• [Exercise inputs]
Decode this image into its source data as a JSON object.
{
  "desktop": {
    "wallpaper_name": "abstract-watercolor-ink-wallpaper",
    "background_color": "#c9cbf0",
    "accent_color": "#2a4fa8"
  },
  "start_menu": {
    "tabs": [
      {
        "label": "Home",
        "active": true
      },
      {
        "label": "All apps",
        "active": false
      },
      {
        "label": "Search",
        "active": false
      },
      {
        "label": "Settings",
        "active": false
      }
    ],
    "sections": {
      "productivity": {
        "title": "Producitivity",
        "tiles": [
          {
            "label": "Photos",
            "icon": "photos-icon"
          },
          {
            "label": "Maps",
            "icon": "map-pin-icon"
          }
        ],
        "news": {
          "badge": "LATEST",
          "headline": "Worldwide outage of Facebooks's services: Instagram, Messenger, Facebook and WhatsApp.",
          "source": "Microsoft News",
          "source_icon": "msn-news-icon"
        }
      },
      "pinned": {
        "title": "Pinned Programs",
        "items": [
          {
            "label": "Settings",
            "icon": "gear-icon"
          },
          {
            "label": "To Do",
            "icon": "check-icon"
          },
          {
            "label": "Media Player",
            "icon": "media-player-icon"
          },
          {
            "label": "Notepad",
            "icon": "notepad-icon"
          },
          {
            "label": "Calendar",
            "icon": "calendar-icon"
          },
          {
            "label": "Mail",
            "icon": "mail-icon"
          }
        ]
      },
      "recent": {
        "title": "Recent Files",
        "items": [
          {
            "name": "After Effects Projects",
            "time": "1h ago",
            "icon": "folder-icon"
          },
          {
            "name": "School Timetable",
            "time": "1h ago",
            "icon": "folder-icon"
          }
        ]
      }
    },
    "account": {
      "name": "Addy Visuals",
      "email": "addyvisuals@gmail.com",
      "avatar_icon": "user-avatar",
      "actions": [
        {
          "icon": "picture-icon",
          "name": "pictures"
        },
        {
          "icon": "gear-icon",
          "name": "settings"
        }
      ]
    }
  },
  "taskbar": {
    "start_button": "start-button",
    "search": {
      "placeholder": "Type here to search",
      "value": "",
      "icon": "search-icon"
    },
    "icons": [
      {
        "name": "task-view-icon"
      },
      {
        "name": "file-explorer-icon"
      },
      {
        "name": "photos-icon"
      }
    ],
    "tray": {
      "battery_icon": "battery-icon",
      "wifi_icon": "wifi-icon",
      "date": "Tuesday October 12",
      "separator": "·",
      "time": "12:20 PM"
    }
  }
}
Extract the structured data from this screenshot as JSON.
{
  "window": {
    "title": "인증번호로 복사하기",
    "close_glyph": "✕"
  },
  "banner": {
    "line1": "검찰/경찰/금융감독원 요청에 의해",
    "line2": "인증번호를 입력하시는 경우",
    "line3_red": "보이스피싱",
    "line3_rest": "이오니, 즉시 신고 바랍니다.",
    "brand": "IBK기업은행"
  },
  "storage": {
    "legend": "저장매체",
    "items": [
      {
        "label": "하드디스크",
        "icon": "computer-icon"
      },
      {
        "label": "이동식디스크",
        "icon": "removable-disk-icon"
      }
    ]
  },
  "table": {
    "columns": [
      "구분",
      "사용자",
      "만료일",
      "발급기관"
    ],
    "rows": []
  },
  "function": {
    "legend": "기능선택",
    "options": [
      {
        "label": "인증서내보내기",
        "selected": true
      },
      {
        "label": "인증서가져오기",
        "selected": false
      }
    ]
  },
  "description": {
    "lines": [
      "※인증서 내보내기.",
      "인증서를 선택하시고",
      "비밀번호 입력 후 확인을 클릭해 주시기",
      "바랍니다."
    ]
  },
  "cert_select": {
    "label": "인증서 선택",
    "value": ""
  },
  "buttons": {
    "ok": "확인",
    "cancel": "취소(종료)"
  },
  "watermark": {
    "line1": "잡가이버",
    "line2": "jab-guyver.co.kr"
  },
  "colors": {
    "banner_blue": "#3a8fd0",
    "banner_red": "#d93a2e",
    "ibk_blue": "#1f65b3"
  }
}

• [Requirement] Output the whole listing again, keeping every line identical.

• [Expected output]
Decode this image into its source data as a JSON object.
{
  "desktop": {
    "wallpaper_name": "abstract-watercolor-ink-wallpaper",
    "background_color": "#c9cbf0",
    "accent_color": "#2a4fa8"
  },
  "start_menu": {
    "tabs": [
      {
        "label": "Home",
        "active": true
      },
      {
        "label": "All apps",
        "active": false
      },
      {
        "label": "Search",
        "active": false
      },
      {
        "label": "Settings",
        "active": false
      }
    ],
    "sections": {
      "productivity": {
        "title": "Producitivity",
        "tiles": [
          {
            "label": "Photos",
            "icon": "photos-icon"
          },
          {
            "label": "Maps",
            "icon": "map-pin-icon"
          }
        ],
        "news": {
          "badge": "LATEST",
          "headline": "Worldwide outage of Facebooks's services: Instagram, Messenger, Facebook and WhatsApp.",
          "source": "Microsoft News",
          "source_icon": "msn-news-icon"
        }
      },
      "pinned": {
        "title": "Pinned Programs",
        "items": [
          {
            "label": "Settings",
            "icon": "gear-icon"
          },
          {
            "label": "To Do",
            "icon": "check-icon"
          },
          {
            "label": "Media Player",
            "icon": "media-player-icon"
          },
          {
            "label": "Notepad",
            "icon": "notepad-icon"
          },
          {
            "label": "Calendar",
            "icon": "calendar-icon"
          },
          {
            "label": "Mail",
            "icon": "mail-icon"
          }
        ]
      },
      "recent": {
        "title": "Recent Files",
        "items": [
          {
            "name": "After Effects Projects",
            "time": "1h ago",
            "icon": "folder-icon"
          },
          {
            "name": "School Timetable",
            "time": "1h ago",
            "icon": "folder-icon"
          }
        ]
      }
    },
    "account": {
      "name": "Addy Visuals",
      "email": "addyvisuals@gmail.com",
      "avatar_icon": "user-avatar",
      "actions": [
        {
          "icon": "picture-icon",
          "name": "pictures"
        },
        {
          "icon": "gear-icon",
          "name": "settings"
        }
      ]
    }
  },
  "taskbar": {
    "start_button": "start-button",
    "search": {
      "placeholder": "Type here to search",
      "value": "",
      "icon": "search-icon"
    },
    "icons": [
      {
        "name": "task-view-icon"
      },
      {
        "name": "file-explorer-icon"
      },
      {
        "name": "photos-icon"
      }
    ],
    "tray": {
      "battery_icon": "battery-icon",
      "wifi_icon": "wifi-icon",
      "date": "Tuesday October 12",
      "separator": "·",
      "time": "12:20 PM"
    }
  }
}
Extract the structured data from this screenshot as JSON.
{
  "window": {
    "title": "인증번호로 복사하기",
    "close_glyph": "✕"
  },
  "banner": {
    "line1": "검찰/경찰/금융감독원 요청에 의해",
    "line2": "인증번호를 입력하시는 경우",
    "line3_red": "보이스피싱",
    "line3_rest": "이오니, 즉시 신고 바랍니다.",
    "brand": "IBK기업은행"
  },
  "storage": {
    "legend": "저장매체",
    "items": [
      {
        "label": "하드디스크",
        "icon": "computer-icon"
      },
      {
        "label": "이동식디스크",
        "icon": "removable-disk-icon"
      }
    ]
  },
  "table": {
    "columns": [
      "구분",
      "사용자",
      "만료일",
      "발급기관"
    ],
    "rows": []
  },
  "function": {
    "legend": "기능선택",
    "options": [
      {
        "label": "인증서내보내기",
        "selected": true
      },
      {
        "label": "인증서가져오기",
        "selected": false
      }
    ]
  },
  "description": {
    "lines": [
      "※인증서 내보내기.",
      "인증서를 선택하시고",
      "비밀번호 입력 후 확인을 클릭해 주시기",
      "바랍니다."
    ]
  },
  "cert_select": {
    "label": "인증서 선택",
    "value": ""
  },
  "buttons": {
    "ok": "확인",
    "cancel": "취소(종료)"
  },
  "watermark": {
    "line1": "잡가이버",
    "line2": "jab-guyver.co.kr"
  },
  "colors": {
    "banner_blue": "#3a8fd0",
    "banner_red": "#d93a2e",
    "ibk_blue": "#1f65b3"
  }
}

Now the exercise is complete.